#### Source data:
▼
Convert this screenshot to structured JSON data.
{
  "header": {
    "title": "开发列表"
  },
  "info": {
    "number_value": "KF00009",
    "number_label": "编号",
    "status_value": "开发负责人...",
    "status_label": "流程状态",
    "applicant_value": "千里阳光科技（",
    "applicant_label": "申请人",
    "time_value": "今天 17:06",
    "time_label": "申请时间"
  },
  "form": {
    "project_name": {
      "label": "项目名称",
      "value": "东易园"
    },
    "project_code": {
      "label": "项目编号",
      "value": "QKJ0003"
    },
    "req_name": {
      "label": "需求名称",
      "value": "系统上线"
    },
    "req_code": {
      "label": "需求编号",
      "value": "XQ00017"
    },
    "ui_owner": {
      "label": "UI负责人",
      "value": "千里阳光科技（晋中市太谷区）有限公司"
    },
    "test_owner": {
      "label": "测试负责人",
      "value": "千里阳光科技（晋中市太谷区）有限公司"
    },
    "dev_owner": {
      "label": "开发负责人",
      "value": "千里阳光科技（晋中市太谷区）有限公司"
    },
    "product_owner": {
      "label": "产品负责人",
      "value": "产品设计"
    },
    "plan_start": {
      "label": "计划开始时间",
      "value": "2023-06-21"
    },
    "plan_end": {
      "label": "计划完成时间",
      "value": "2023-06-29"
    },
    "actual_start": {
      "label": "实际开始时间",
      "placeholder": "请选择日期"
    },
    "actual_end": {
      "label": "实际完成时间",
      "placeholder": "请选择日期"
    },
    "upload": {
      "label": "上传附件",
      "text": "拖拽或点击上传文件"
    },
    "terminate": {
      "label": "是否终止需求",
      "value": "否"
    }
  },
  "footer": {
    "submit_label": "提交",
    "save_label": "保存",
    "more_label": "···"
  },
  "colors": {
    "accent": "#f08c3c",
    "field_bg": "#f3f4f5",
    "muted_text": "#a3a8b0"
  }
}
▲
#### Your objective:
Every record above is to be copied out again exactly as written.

#### Result of this task:
Convert this screenshot to structured JSON data.
{
  "header": {
    "title": "开发列表"
  },
  "info": {
    "number_value": "KF00009",
    "number_label": "编号",
    "status_value": "开发负责人...",
    "status_label": "流程状态",
    "applicant_value": "千里阳光科技（",
    "applicant_label": "申请人",
    "time_value": "今天 17:06",
    "time_label": "申请时间"
  },
  "form": {
    "project_name": {
      "label": "项目名称",
      "value": "东易园"
    },
    "project_code": {
      "label": "项目编号",
      "value": "QKJ0003"
    },
    "req_name": {
      "label": "需求名称",
      "value": "系统上线"
    },
    "req_code": {
      "label": "需求编号",
      "value": "XQ00017"
    },
    "ui_owner": {
      "label": "UI负责人",
      "value": "千里阳光科技（晋中市太谷区）有限公司"
    },
    "test_owner": {
      "label": "测试负责人",
      "value": "千里阳光科技（晋中市太谷区）有限公司"
    },
    "dev_owner": {
      "label": "开发负责人",
      "value": "千里阳光科技（晋中市太谷区）有限公司"
    },
    "product_owner": {
      "label": "产品负责人",
      "value": "产品设计"
    },
    "plan_start": {
      "label": "计划开始时间",
      "value": "2023-06-21"
    },
    "plan_end": {
      "label": "计划完成时间",
      "value": "2023-06-29"
    },
    "actual_start": {
      "label": "实际开始时间",
      "placeholder": "请选择日期"
    },
    "actual_end": {
      "label": "实际完成时间",
      "placeholder": "请选择日期"
    },
    "upload": {
      "label": "上传附件",
      "text": "拖拽或点击上传文件"
    },
    "terminate": {
      "label": "是否终止需求",
      "value": "否"
    }
  },
  "footer": {
    "submit_label": "提交",
    "save_label": "保存",
    "more_label": "···"
  },
  "colors": {
    "accent": "#f08c3c",
    "field_bg": "#f3f4f5",
    "muted_text": "#a3a8b0"
  }
}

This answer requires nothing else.